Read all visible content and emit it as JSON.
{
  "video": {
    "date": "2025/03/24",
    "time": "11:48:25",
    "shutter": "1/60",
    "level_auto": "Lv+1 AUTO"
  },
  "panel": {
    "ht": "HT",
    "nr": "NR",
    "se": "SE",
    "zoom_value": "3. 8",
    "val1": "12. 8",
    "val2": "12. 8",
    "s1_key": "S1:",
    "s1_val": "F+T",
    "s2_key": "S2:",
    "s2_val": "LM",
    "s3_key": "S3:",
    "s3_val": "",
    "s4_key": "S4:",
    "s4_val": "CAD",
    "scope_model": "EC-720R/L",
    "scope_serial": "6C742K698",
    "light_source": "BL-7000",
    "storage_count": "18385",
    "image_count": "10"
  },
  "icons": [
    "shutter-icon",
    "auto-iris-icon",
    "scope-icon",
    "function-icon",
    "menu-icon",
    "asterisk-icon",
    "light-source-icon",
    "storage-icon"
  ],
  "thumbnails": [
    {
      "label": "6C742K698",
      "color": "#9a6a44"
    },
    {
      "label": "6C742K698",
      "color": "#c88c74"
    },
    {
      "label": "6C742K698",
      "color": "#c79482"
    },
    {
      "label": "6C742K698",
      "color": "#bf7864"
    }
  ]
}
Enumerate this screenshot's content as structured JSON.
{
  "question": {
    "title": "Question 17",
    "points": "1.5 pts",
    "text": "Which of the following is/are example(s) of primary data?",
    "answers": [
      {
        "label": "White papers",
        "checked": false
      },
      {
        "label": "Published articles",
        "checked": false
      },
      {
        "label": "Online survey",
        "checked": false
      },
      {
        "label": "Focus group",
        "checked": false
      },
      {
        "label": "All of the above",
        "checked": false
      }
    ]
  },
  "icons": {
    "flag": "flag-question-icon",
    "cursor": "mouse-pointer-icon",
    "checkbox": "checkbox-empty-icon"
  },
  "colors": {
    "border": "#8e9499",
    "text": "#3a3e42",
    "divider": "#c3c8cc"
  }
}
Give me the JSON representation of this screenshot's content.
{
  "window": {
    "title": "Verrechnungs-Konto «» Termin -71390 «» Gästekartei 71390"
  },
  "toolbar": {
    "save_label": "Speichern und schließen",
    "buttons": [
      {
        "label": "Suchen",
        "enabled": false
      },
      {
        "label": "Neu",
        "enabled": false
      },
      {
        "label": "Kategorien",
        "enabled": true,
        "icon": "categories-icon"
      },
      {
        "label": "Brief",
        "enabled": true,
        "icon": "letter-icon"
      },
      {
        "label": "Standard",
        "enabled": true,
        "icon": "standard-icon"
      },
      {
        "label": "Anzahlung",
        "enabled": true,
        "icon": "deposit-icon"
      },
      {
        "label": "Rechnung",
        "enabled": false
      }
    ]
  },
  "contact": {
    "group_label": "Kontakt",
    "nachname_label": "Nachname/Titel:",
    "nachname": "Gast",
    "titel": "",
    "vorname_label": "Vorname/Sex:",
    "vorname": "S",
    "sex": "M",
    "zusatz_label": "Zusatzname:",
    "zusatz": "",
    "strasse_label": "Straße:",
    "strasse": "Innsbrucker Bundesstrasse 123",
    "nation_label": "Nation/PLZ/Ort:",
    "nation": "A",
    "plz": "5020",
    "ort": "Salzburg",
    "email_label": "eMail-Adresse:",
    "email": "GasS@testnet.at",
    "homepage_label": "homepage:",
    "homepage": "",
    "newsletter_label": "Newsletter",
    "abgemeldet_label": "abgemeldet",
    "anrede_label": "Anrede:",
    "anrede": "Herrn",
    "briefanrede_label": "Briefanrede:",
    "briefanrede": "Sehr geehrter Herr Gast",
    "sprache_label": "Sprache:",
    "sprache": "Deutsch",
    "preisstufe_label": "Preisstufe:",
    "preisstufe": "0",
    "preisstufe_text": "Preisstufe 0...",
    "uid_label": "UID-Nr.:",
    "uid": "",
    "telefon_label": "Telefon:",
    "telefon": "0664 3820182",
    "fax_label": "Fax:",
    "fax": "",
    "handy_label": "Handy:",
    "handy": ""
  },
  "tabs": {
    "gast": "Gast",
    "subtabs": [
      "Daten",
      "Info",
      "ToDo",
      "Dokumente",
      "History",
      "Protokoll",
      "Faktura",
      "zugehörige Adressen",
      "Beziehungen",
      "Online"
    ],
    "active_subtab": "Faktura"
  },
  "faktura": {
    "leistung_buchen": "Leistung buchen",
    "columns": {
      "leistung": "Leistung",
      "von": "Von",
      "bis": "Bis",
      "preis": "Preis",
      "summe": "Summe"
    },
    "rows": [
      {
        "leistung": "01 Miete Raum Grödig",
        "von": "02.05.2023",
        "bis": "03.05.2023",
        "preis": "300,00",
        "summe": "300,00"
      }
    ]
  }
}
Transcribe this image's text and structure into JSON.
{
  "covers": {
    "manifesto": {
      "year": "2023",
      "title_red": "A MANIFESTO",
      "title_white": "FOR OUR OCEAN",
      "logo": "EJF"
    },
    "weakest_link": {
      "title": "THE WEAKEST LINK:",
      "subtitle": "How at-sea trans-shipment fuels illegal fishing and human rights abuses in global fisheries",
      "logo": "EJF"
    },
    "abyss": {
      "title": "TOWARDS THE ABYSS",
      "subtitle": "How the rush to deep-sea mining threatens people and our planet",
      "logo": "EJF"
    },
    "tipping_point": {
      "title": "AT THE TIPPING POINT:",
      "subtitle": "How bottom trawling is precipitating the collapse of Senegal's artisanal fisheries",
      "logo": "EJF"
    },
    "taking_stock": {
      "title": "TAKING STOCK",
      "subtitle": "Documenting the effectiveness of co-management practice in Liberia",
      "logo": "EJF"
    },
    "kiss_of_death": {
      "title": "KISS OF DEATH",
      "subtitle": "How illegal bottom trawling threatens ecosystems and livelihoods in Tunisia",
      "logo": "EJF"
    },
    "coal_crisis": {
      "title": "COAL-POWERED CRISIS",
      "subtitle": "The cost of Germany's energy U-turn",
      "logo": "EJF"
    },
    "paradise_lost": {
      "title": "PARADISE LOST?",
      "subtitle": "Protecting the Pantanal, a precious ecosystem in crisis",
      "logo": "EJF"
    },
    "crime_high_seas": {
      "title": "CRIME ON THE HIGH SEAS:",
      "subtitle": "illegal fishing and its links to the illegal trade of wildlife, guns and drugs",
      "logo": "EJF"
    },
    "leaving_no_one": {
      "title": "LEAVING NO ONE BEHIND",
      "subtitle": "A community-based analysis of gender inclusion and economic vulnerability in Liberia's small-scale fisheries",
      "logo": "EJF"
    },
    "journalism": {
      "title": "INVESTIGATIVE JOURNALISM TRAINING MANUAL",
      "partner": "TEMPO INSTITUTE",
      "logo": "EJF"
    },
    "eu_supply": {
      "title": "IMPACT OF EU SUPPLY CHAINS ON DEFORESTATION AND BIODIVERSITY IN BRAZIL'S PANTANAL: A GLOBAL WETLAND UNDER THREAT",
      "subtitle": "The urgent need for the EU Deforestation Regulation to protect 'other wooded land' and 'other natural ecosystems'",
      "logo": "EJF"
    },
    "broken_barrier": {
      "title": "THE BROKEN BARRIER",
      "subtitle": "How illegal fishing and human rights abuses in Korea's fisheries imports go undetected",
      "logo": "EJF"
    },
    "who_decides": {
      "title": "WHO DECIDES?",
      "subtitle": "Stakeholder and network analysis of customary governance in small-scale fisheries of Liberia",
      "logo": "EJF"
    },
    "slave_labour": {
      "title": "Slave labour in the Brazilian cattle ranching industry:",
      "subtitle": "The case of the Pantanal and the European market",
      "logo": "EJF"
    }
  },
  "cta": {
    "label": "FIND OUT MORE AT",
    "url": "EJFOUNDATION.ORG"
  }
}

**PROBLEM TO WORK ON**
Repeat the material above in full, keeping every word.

**RESPONSE TO THIS EXERCISE**
Read all visible content and emit it as JSON.
{
  "video": {
    "date": "2025/03/24",
    "time": "11:48:25",
    "shutter": "1/60",
    "level_auto": "Lv+1 AUTO"
  },
  "panel": {
    "ht": "HT",
    "nr": "NR",
    "se": "SE",
    "zoom_value": "3. 8",
    "val1": "12. 8",
    "val2": "12. 8",
    "s1_key": "S1:",
    "s1_val": "F+T",
    "s2_key": "S2:",
    "s2_val": "LM",
    "s3_key": "S3:",
    "s3_val": "",
    "s4_key": "S4:",
    "s4_val": "CAD",
    "scope_model": "EC-720R/L",
    "scope_serial": "6C742K698",
    "light_source": "BL-7000",
    "storage_count": "18385",
    "image_count": "10"
  },
  "icons": [
    "shutter-icon",
    "auto-iris-icon",
    "scope-icon",
    "function-icon",
    "menu-icon",
    "asterisk-icon",
    "light-source-icon",
    "storage-icon"
  ],
  "thumbnails": [
    {
      "label": "6C742K698",
      "color": "#9a6a44"
    },
    {
      "label": "6C742K698",
      "color": "#c88c74"
    },
    {
      "label": "6C742K698",
      "color": "#c79482"
    },
    {
      "label": "6C742K698",
      "color": "#bf7864"
    }
  ]
}
Enumerate this screenshot's content as structured JSON.
{
  "question": {
    "title": "Question 17",
    "points": "1.5 pts",
    "text": "Which of the following is/are example(s) of primary data?",
    "answers": [
      {
        "label": "White papers",
        "checked": false
      },
      {
        "label": "Published articles",
        "checked": false
      },
      {
        "label": "Online survey",
        "checked": false
      },
      {
        "label": "Focus group",
        "checked": false
      },
      {
        "label": "All of the above",
        "checked": false
      }
    ]
  },
  "icons": {
    "flag": "flag-question-icon",
    "cursor": "mouse-pointer-icon",
    "checkbox": "checkbox-empty-icon"
  },
  "colors": {
    "border": "#8e9499",
    "text": "#3a3e42",
    "divider": "#c3c8cc"
  }
}
Give me the JSON representation of this screenshot's content.
{
  "window": {
    "title": "Verrechnungs-Konto «» Termin -71390 «» Gästekartei 71390"
  },
  "toolbar": {
    "save_label": "Speichern und schließen",
    "buttons": [
      {
        "label": "Suchen",
        "enabled": false
      },
      {
        "label": "Neu",
        "enabled": false
      },
      {
        "label": "Kategorien",
        "enabled": true,
        "icon": "categories-icon"
      },
      {
        "label": "Brief",
        "enabled": true,
        "icon": "letter-icon"
      },
      {
        "label": "Standard",
        "enabled": true,
        "icon": "standard-icon"
      },
      {
        "label": "Anzahlung",
        "enabled": true,
        "icon": "deposit-icon"
      },
      {
        "label": "Rechnung",
        "enabled": false
      }
    ]
  },
  "contact": {
    "group_label": "Kontakt",
    "nachname_label": "Nachname/Titel:",
    "nachname": "Gast",
    "titel": "",
    "vorname_label": "Vorname/Sex:",
    "vorname": "S",
    "sex": "M",
    "zusatz_label": "Zusatzname:",
    "zusatz": "",
    "strasse_label": "Straße:",
    "strasse": "Innsbrucker Bundesstrasse 123",
    "nation_label": "Nation/PLZ/Ort:",
    "nation": "A",
    "plz": "5020",
    "ort": "Salzburg",
    "email_label": "eMail-Adresse:",
    "email": "GasS@testnet.at",
    "homepage_label": "homepage:",
    "homepage": "",
    "newsletter_label": "Newsletter",
    "abgemeldet_label": "abgemeldet",
    "anrede_label": "Anrede:",
    "anrede": "Herrn",
    "briefanrede_label": "Briefanrede:",
    "briefanrede": "Sehr geehrter Herr Gast",
    "sprache_label": "Sprache:",
    "sprache": "Deutsch",
    "preisstufe_label": "Preisstufe:",
    "preisstufe": "0",
    "preisstufe_text": "Preisstufe 0...",
    "uid_label": "UID-Nr.:",
    "uid": "",
    "telefon_label": "Telefon:",
    "telefon": "0664 3820182",
    "fax_label": "Fax:",
    "fax": "",
    "handy_label": "Handy:",
    "handy": ""
  },
  "tabs": {
    "gast": "Gast",
    "subtabs": [
      "Daten",
      "Info",
      "ToDo",
      "Dokumente",
      "History",
      "Protokoll",
      "Faktura",
      "zugehörige Adressen",
      "Beziehungen",
      "Online"
    ],
    "active_subtab": "Faktura"
  },
  "faktura": {
    "leistung_buchen": "Leistung buchen",
    "columns": {
      "leistung": "Leistung",
      "von": "Von",
      "bis": "Bis",
      "preis": "Preis",
      "summe": "Summe"
    },
    "rows": [
      {
        "leistung": "01 Miete Raum Grödig",
        "von": "02.05.2023",
        "bis": "03.05.2023",
        "preis": "300,00",
        "summe": "300,00"
      }
    ]
  }
}
Transcribe this image's text and structure into JSON.
{
  "covers": {
    "manifesto": {
      "year": "2023",
      "title_red": "A MANIFESTO",
      "title_white": "FOR OUR OCEAN",
      "logo": "EJF"
    },
    "weakest_link": {
      "title": "THE WEAKEST LINK:",
      "subtitle": "How at-sea trans-shipment fuels illegal fishing and human rights abuses in global fisheries",
      "logo": "EJF"
    },
    "abyss": {
      "title": "TOWARDS THE ABYSS",
      "subtitle": "How the rush to deep-sea mining threatens people and our planet",
      "logo": "EJF"
    },
    "tipping_point": {
      "title": "AT THE TIPPING POINT:",
      "subtitle": "How bottom trawling is precipitating the collapse of Senegal's artisanal fisheries",
      "logo": "EJF"
    },
    "taking_stock": {
      "title": "TAKING STOCK",
      "subtitle": "Documenting the effectiveness of co-management practice in Liberia",
      "logo": "EJF"
    },
    "kiss_of_death": {
      "title": "KISS OF DEATH",
      "subtitle": "How illegal bottom trawling threatens ecosystems and livelihoods in Tunisia",
      "logo": "EJF"
    },
    "coal_crisis": {
      "title": "COAL-POWERED CRISIS",
      "subtitle": "The cost of Germany's energy U-turn",
      "logo": "EJF"
    },
    "paradise_lost": {
      "title": "PARADISE LOST?",
      "subtitle": "Protecting the Pantanal, a precious ecosystem in crisis",
      "logo": "EJF"
    },
    "crime_high_seas": {
      "title": "CRIME ON THE HIGH SEAS:",
      "subtitle": "illegal fishing and its links to the illegal trade of wildlife, guns and drugs",
      "logo": "EJF"
    },
    "leaving_no_one": {
      "title": "LEAVING NO ONE BEHIND",
      "subtitle": "A community-based analysis of gender inclusion and economic vulnerability in Liberia's small-scale fisheries",
      "logo": "EJF"
    },
    "journalism": {
      "title": "INVESTIGATIVE JOURNALISM TRAINING MANUAL",
      "partner": "TEMPO INSTITUTE",
      "logo": "EJF"
    },
    "eu_supply": {
      "title": "IMPACT OF EU SUPPLY CHAINS ON DEFORESTATION AND BIODIVERSITY IN BRAZIL'S PANTANAL: A GLOBAL WETLAND UNDER THREAT",
      "subtitle": "The urgent need for the EU Deforestation Regulation to protect 'other wooded land' and 'other natural ecosystems'",
      "logo": "EJF"
    },
    "broken_barrier": {
      "title": "THE BROKEN BARRIER",
      "subtitle": "How illegal fishing and human rights abuses in Korea's fisheries imports go undetected",
      "logo": "EJF"
    },
    "who_decides": {
      "title": "WHO DECIDES?",
      "subtitle": "Stakeholder and network analysis of customary governance in small-scale fisheries of Liberia",
      "logo": "EJF"
    },
    "slave_labour": {
      "title": "Slave labour in the Brazilian cattle ranching industry:",
      "subtitle": "The case of the Pantanal and the European market",
      "logo": "EJF"
    }
  },
  "cta": {
    "label": "FIND OUT MORE AT",
    "url": "EJFOUNDATION.ORG"
  }
}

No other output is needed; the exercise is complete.